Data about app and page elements
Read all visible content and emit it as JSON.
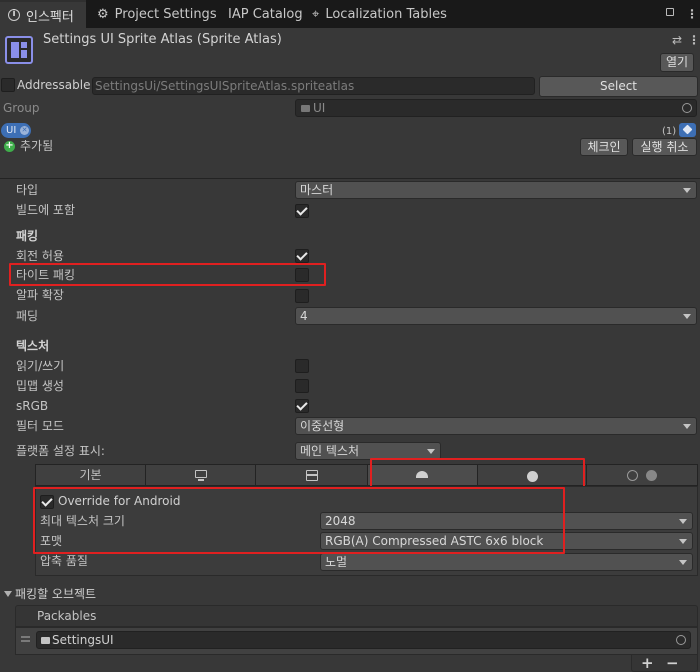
{
  "tabs": [
    {
      "label": "인스펙터",
      "icon": "info-icon"
    },
    {
      "label": "Project Settings",
      "icon": "gear-icon"
    },
    {
      "label": "IAP Catalog",
      "icon": ""
    },
    {
      "label": "Localization Tables",
      "icon": "globe-icon"
    }
  ],
  "header": {
    "title": "Settings UI Sprite Atlas (Sprite Atlas)",
    "open_button": "열기"
  },
  "addressable": {
    "label": "Addressable",
    "checked": false,
    "path": "SettingsUi/SettingsUISpriteAtlas.spriteatlas",
    "select_button": "Select",
    "group_label": "Group",
    "group_value": "UI",
    "tag": "UI",
    "tag_count": "(1)"
  },
  "added_label": "추가됨",
  "checkin_button": "체크인",
  "undo_button": "실행 취소",
  "type": {
    "label": "타입",
    "value": "마스터"
  },
  "include_in_build": {
    "label": "빌드에 포함",
    "checked": true
  },
  "packing": {
    "header": "패킹",
    "allow_rotation": {
      "label": "회전 허용",
      "checked": true
    },
    "tight_packing": {
      "label": "타이트 패킹",
      "checked": false
    },
    "alpha_dilation": {
      "label": "알파 확장",
      "checked": false
    },
    "padding": {
      "label": "패딩",
      "value": "4"
    }
  },
  "texture": {
    "header": "텍스처",
    "read_write": {
      "label": "읽기/쓰기",
      "checked": false
    },
    "mipmaps": {
      "label": "밉맵 생성",
      "checked": false
    },
    "srgb": {
      "label": "sRGB",
      "checked": true
    },
    "filter_mode": {
      "label": "필터 모드",
      "value": "이중선형"
    }
  },
  "platform": {
    "label": "플랫폼 설정 표시:",
    "value": "메인 텍스처",
    "tabs": [
      "기본",
      "standalone-icon",
      "grid-icon",
      "android-icon",
      "apple-icon",
      "web-icon"
    ],
    "override_label": "Override for Android",
    "override_checked": true,
    "max_size": {
      "label": "최대 텍스처 크기",
      "value": "2048"
    },
    "format": {
      "label": "포맷",
      "value": "RGB(A) Compressed ASTC 6x6 block"
    },
    "compression": {
      "label": "압축 품질",
      "value": "노멀"
    }
  },
  "objects": {
    "header": "패킹할 오브젝트",
    "list_header": "Packables",
    "items": [
      "SettingsUI"
    ]
  },
  "colors": {
    "highlight": "#e02020",
    "tag_blue": "#3d6fb5",
    "accent_green": "#3fae4b"
  }
}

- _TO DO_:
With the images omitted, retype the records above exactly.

- _ANSWER FOR THIS EXERCISE_:
Read all visible content and emit it as JSON.
{
  "tabs": [
    {
      "label": "인스펙터",
      "icon": "info-icon"
    },
    {
      "label": "Project Settings",
      "icon": "gear-icon"
    },
    {
      "label": "IAP Catalog",
      "icon": ""
    },
    {
      "label": "Localization Tables",
      "icon": "globe-icon"
    }
  ],
  "header": {
    "title": "Settings UI Sprite Atlas (Sprite Atlas)",
    "open_button": "열기"
  },
  "addressable": {
    "label": "Addressable",
    "checked": false,
    "path": "SettingsUi/SettingsUISpriteAtlas.spriteatlas",
    "select_button": "Select",
    "group_label": "Group",
    "group_value": "UI",
    "tag": "UI",
    "tag_count": "(1)"
  },
  "added_label": "추가됨",
  "checkin_button": "체크인",
  "undo_button": "실행 취소",
  "type": {
    "label": "타입",
    "value": "마스터"
  },
  "include_in_build": {
    "label": "빌드에 포함",
    "checked": true
  },
  "packing": {
    "header": "패킹",
    "allow_rotation": {
      "label": "회전 허용",
      "checked": true
    },
    "tight_packing": {
      "label": "타이트 패킹",
      "checked": false
    },
    "alpha_dilation": {
      "label": "알파 확장",
      "checked": false
    },
    "padding": {
      "label": "패딩",
      "value": "4"
    }
  },
  "texture": {
    "header": "텍스처",
    "read_write": {
      "label": "읽기/쓰기",
      "checked": false
    },
    "mipmaps": {
      "label": "밉맵 생성",
      "checked": false
    },
    "srgb": {
      "label": "sRGB",
      "checked": true
    },
    "filter_mode": {
      "label": "필터 모드",
      "value": "이중선형"
    }
  },
  "platform": {
    "label": "플랫폼 설정 표시:",
    "value": "메인 텍스처",
    "tabs": [
      "기본",
      "standalone-icon",
      "grid-icon",
      "android-icon",
      "apple-icon",
      "web-icon"
    ],
    "override_label": "Override for Android",
    "override_checked": true,
    "max_size": {
      "label": "최대 텍스처 크기",
      "value": "2048"
    },
    "format": {
      "label": "포맷",
      "value": "RGB(A) Compressed ASTC 6x6 block"
    },
    "compression": {
      "label": "압축 품질",
      "value": "노멀"
    }
  },
  "objects": {
    "header": "패킹할 오브젝트",
    "list_header": "Packables",
    "items": [
      "SettingsUI"
    ]
  },
  "colors": {
    "highlight": "#e02020",
    "tag_blue": "#3d6fb5",
    "accent_green": "#3fae4b"
  }
}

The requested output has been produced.